(Text from Woodland Trust website: www.woodlandtrust.org.uk)
State of the UK’s Woods and Trees 2021 by the Woodland Trust, is the first report of its kind laying out the facts and trends on the current state of the UK’s native woods and trees.
At a time when the demand for new woods and trees is escalating, our existing woods and trees are facing great pressure.
A good understanding of their current state will enable us all to realise their vital role in tackling climate change, improving our wellbeing, and recovering nature.
Our analysis has identified four significant findings about the state of woods and trees.
- 1. Woodland cover is gradually increasing, but woodland wildlife is decreasing
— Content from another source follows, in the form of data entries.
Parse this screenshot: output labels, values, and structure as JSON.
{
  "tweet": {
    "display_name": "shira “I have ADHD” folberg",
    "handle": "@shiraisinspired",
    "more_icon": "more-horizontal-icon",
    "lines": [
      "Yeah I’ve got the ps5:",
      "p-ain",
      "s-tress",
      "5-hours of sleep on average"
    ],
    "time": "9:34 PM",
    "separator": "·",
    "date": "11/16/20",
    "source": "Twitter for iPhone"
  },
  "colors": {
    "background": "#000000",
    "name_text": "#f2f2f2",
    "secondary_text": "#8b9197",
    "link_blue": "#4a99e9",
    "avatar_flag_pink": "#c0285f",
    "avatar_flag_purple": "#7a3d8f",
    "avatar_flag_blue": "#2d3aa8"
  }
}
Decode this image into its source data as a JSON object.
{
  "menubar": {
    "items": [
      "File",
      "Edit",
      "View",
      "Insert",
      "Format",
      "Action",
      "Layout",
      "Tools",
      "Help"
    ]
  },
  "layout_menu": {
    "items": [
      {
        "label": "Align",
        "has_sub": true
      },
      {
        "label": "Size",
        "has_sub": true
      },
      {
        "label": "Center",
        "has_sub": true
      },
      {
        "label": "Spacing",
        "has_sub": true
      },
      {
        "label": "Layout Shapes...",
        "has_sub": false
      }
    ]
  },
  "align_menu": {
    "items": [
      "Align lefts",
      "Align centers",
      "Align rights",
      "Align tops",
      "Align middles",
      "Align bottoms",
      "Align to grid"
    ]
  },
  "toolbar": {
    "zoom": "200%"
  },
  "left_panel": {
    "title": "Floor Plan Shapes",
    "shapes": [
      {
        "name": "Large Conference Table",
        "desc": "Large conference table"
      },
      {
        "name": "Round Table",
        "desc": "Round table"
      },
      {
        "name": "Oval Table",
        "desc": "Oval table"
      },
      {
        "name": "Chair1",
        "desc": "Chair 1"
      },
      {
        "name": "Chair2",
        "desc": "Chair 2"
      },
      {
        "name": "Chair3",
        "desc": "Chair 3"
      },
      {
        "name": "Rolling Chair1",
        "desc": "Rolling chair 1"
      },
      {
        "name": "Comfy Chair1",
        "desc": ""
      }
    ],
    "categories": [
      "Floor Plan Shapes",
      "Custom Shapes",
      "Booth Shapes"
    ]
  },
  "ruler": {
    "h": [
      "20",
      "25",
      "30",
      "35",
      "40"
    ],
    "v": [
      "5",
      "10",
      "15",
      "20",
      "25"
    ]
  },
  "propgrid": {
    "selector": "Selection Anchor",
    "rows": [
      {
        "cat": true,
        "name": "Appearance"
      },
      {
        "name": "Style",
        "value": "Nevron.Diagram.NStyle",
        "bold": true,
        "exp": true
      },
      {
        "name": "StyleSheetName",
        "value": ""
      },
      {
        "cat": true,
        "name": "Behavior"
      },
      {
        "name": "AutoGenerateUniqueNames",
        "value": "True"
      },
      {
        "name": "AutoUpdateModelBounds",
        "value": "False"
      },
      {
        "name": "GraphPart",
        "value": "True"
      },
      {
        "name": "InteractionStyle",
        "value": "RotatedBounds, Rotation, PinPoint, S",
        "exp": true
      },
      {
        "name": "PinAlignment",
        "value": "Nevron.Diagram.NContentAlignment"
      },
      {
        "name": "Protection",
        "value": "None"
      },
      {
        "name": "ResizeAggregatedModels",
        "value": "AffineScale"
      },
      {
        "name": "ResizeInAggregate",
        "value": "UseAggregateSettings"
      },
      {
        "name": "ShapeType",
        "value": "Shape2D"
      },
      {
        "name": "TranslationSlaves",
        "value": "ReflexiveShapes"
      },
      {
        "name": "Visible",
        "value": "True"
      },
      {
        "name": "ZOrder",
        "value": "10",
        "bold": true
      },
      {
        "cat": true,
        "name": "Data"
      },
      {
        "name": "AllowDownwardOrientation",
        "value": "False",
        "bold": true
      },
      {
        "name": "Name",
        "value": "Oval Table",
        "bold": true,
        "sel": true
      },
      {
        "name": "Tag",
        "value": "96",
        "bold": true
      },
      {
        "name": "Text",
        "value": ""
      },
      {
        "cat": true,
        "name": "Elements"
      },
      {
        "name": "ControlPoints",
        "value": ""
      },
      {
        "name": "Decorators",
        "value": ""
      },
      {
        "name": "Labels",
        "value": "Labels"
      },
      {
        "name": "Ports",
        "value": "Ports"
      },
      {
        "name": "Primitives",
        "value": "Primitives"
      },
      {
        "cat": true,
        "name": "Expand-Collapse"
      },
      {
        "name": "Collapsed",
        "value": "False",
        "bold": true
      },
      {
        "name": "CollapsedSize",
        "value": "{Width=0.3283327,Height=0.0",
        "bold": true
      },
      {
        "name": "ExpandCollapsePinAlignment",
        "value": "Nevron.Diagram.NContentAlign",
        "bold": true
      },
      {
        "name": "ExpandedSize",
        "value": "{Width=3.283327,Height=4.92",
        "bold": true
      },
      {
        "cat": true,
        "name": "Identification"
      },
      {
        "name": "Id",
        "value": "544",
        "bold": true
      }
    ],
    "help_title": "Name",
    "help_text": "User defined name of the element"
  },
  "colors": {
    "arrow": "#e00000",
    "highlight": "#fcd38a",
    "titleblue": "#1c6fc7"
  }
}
The trends for the UKs woods and trees are concerning. The UK’s woodland cover has more than doubled in the last 100 years, but much of this is non-native trees. Existing native woodlands are isolated, in poor ecological condition and there has been a decline in woodland wildlife.
- 2. Woods and trees are vital for a healthy, happy society
They lock up carbon to fight climate change, improve our health, wellbeing and education, reduce pollution and flooding, and support people, wildlife and livestock.
- 3. Woods and trees are subject to a barrage of coinciding threats
Threats range from direct woodland loss to more insidious influences from climate impacts, imported diseases, invasive plants, mammal browsing and air pollutants.
- 4. Not nearly enough is being done
The report is a loud and clear warning sign that more needs to be done to protect and expand our woods and trees. We urgently need to scale up the many inspiring initiatives to create native woods, put more individual trees back in the landscape, and restore damaged woods.
Read the full report: click here